4. The NSC is arguably the most cost efficient naval ship production line in the country. With credit to the Coast Guard for maintaining a stable design, the NSC program has seen a reduction in the price of successive vessels while consistently delivering ships on time and on budget. According to a recent GAO report, “Despite [adding ships 9-10-11], the program’s total life-cycle cost is still less than the program’s initial estimate for eight ships. Coast Guard officials attributed the decrease to more accurate estimates and reduced O&S costs.” This program is too good to be halted prematurely.
5. Building NSCs will protect the shipbuilding industrial base while preserving thousands of high paying jobs across multiple states.
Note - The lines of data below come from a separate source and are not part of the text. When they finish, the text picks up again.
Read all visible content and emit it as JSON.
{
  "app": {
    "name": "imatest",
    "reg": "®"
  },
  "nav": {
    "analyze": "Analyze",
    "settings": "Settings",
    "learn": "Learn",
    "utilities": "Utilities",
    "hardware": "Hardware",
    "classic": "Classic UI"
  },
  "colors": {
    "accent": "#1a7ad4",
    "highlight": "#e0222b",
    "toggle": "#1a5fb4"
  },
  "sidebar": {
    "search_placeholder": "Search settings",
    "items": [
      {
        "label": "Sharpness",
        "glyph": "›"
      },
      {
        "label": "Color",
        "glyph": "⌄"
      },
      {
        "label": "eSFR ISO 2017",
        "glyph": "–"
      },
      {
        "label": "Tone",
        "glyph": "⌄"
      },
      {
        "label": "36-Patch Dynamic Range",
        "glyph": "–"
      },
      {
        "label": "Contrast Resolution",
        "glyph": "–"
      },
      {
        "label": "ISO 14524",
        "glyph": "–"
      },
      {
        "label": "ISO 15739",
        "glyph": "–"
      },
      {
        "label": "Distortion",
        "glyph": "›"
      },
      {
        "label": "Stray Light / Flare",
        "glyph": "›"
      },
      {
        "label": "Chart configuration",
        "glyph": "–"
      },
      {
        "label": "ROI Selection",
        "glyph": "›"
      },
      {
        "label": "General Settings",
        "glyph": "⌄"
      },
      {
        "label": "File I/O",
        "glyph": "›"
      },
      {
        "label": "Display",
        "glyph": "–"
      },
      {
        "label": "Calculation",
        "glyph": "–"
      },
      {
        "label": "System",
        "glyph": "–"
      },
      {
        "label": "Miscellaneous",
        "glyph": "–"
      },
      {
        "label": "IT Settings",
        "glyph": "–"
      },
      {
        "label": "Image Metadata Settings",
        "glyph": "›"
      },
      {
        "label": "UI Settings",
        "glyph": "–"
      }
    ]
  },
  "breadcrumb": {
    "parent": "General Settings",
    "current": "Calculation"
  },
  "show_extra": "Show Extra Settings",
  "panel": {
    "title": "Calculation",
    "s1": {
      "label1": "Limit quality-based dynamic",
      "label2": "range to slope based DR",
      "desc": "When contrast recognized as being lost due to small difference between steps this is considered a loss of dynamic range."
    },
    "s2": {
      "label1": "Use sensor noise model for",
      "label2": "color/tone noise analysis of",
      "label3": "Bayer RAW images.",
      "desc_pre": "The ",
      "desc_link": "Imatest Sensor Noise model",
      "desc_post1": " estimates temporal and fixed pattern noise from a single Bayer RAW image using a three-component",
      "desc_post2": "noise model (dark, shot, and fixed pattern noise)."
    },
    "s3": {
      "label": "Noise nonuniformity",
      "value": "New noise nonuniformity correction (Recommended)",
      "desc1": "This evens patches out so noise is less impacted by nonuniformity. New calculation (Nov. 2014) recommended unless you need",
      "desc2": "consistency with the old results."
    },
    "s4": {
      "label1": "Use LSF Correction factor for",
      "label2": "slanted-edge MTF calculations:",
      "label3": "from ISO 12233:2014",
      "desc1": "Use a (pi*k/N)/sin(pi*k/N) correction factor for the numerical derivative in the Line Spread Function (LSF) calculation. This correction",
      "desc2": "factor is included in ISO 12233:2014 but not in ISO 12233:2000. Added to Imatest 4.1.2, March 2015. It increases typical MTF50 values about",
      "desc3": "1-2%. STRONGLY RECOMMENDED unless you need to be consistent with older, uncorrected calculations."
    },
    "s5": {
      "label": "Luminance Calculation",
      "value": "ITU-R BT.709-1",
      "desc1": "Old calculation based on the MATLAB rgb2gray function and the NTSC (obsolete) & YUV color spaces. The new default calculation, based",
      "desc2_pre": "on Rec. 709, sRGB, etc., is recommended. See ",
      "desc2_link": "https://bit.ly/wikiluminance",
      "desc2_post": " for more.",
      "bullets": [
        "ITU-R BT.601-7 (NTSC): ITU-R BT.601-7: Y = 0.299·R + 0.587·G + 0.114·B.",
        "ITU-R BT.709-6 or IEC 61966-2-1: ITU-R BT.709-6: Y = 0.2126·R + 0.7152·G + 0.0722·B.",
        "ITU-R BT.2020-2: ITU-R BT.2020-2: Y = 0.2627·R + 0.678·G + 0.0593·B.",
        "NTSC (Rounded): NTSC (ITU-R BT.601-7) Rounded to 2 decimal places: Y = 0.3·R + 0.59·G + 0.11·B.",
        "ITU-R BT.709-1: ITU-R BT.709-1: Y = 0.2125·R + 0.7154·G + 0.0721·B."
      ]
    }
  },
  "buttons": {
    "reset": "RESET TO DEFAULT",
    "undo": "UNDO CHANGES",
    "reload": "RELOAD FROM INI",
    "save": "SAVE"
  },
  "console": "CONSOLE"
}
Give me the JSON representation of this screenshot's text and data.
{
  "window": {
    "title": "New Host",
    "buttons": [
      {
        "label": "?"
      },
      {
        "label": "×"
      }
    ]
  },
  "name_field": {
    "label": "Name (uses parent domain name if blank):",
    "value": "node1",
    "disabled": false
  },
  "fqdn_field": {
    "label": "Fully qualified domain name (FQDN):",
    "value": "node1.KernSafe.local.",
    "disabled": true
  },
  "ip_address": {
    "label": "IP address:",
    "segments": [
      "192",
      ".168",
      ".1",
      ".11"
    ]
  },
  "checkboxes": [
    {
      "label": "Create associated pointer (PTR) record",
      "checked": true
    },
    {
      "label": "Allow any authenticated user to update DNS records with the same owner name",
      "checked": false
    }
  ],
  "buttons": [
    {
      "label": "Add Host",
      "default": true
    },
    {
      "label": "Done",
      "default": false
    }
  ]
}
Building NSCs also will help keep a robust shipbuilding supply chain for all the Sea Services. It is important to remember that many of the same companies providing parts and services for the NSC line also support other Coast Guard and Navy programs. Like with many parts of the defense industrial base, the shipbuilding supply chain has grown thinner and more brittle over time. Terminating National Security Cutter production could cause some of these companies and workers to exit the industry.
At a time when the administration has as a primary mission restoring a U.S. economy that is struggling to recover from the COVID pandemic, the nation would be wise to keep open a very solid shipbuilding program that draws from nearly 500 suppliers across 39 states, supporting over 7,000 jobs nationwide.
The good news is the initial funds have already been made available. Congress provided $100 million in the FY 2020 budget for long-lead items for NSC 12, contingent on the Coast Guard saying they want the ship. Further, the FY 2021 National Defense Authorization Act (NDAA) authorized NSC 12 and approved $550 million for the construction of the ship. Now Congress should appropriate the needed funds for NSC 12 this year (FY22), and the Coast Guard’s leadership should act prudently and decide to build the twelfth ship and keep the National Security Cutter line open.
Dan Gouré, Ph.D., is a vice president at the public-policy research think tank Lexington Institute. Goure has a background in the public sector and U.S. federal government, most recently serving as a member of the 2001 Department of Defense Transition Team. You can follow him on Twitter at @dgoure and the Lexington Institute @LexNextDC.